--- RECORDS SUPPLIED ---

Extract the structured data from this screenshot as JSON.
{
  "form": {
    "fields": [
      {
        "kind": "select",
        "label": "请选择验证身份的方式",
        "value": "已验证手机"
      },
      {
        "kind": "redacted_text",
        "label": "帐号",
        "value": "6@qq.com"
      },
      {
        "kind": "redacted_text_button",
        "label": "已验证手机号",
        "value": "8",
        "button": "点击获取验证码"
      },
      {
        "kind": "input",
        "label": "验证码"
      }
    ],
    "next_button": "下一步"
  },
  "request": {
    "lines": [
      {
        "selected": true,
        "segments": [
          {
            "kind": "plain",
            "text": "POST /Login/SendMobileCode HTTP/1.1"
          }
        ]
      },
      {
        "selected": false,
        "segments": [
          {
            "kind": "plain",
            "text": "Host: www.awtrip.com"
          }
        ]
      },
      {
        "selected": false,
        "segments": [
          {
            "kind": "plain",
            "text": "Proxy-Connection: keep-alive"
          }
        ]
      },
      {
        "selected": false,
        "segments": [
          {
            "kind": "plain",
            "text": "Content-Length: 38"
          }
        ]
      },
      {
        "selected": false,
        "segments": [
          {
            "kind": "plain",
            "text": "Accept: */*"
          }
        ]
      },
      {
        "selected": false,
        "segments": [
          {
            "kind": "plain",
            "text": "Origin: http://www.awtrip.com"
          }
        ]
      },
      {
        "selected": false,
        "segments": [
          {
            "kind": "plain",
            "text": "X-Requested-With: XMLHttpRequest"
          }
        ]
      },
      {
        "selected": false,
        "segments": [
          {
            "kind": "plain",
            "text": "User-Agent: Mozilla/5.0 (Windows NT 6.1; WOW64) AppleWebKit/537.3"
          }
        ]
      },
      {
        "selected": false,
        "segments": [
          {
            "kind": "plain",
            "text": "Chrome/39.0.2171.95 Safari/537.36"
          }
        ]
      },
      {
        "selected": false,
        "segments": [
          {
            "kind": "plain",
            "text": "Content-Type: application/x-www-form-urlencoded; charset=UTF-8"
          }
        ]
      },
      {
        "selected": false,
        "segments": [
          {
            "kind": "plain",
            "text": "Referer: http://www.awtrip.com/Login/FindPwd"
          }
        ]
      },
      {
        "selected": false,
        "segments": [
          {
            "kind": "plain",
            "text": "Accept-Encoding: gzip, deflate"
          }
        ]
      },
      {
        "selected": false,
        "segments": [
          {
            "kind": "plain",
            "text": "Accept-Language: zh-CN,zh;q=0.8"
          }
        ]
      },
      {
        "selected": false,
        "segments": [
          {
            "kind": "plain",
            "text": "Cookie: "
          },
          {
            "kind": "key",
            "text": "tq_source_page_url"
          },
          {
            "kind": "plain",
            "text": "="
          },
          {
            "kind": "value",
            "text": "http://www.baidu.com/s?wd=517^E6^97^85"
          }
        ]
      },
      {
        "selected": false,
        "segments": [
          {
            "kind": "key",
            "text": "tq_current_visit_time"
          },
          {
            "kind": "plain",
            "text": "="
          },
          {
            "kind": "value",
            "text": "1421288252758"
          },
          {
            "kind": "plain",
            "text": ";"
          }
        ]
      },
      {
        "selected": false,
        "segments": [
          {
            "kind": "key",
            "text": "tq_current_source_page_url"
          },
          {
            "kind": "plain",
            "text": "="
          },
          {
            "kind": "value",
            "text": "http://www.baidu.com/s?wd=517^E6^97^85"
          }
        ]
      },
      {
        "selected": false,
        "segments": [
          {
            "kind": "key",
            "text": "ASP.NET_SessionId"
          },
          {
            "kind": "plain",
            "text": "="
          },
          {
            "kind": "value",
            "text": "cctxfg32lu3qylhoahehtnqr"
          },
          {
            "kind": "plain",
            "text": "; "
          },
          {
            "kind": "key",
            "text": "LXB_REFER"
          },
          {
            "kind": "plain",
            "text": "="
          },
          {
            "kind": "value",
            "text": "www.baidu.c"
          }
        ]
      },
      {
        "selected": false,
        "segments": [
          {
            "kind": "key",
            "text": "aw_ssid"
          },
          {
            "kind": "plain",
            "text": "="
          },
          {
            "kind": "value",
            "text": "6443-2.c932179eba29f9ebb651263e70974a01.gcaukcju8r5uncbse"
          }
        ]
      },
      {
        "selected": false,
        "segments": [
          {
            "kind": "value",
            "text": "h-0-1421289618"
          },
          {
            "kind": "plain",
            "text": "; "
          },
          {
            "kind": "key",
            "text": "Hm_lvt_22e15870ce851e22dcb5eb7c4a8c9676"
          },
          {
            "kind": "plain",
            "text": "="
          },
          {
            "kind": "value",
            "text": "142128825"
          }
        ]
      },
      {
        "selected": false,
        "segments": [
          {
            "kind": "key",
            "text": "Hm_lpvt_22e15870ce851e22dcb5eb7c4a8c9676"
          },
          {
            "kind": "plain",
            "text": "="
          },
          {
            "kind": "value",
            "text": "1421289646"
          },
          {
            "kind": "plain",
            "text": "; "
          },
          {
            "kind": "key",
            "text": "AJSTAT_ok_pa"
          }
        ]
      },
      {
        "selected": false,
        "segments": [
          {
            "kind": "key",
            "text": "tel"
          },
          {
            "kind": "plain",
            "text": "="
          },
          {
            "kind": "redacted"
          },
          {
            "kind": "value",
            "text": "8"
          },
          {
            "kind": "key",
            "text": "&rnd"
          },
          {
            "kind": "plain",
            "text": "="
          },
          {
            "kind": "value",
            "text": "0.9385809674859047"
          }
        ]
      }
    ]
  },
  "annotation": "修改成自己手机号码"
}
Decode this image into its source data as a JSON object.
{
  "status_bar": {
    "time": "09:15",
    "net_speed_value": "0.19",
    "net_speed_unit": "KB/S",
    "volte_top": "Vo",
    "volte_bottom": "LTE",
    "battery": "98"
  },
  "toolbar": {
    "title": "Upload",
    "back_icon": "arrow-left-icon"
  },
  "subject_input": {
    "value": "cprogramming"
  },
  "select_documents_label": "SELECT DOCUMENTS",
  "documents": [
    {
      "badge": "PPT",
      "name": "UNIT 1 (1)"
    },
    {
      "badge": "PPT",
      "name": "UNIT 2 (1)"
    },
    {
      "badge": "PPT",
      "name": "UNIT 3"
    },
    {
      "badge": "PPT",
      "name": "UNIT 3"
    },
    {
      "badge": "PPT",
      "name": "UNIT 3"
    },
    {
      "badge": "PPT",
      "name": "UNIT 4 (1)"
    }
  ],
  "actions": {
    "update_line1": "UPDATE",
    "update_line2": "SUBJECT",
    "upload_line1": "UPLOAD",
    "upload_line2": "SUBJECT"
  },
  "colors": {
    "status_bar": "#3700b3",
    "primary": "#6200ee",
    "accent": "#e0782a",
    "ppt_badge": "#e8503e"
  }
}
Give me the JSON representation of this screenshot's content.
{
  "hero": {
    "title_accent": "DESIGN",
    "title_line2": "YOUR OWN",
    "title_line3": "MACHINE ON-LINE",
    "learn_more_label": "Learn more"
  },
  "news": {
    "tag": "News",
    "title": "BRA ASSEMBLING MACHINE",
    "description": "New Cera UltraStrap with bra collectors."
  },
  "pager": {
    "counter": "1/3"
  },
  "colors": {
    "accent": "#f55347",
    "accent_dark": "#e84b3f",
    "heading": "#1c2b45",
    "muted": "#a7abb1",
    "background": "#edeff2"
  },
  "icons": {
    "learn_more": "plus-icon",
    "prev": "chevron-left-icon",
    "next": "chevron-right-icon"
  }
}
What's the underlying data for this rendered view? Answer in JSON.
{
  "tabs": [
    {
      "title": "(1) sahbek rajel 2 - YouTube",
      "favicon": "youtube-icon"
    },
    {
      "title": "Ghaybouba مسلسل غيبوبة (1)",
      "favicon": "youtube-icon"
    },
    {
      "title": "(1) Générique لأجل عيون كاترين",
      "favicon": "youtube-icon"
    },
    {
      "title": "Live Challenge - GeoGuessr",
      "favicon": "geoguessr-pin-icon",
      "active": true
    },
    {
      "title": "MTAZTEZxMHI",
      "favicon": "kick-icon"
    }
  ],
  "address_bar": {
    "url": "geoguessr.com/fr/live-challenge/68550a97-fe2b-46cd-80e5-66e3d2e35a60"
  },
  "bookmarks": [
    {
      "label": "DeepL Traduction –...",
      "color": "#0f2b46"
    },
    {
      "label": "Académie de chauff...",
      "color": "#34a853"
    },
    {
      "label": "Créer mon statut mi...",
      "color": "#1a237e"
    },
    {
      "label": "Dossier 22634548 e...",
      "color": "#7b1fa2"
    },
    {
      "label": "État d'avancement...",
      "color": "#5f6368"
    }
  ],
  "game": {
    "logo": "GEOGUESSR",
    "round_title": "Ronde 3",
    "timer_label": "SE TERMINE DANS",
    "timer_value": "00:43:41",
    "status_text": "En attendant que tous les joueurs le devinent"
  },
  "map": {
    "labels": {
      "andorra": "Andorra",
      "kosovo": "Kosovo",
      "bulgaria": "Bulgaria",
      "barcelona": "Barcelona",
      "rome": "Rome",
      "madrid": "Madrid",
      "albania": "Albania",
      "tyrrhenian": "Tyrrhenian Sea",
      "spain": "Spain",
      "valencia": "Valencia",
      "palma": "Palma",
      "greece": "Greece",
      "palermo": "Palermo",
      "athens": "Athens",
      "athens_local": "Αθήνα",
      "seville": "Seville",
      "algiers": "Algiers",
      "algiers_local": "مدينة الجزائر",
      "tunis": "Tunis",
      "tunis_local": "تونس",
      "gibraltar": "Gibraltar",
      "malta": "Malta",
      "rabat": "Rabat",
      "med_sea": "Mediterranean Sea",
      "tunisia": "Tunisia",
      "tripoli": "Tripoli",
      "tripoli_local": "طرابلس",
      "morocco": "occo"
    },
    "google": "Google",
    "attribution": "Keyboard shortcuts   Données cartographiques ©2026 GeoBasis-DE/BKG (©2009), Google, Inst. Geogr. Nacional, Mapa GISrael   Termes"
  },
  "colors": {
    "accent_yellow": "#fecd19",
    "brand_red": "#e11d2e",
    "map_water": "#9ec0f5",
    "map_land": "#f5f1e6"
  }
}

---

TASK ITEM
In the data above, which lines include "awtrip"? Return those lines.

TASK OUTPUT
            "text": "Host: www.awtrip.com"
            "text": "Origin: http://www.awtrip.com"
            "text": "Referer: http://www.awtrip.com/Login/FindPwd"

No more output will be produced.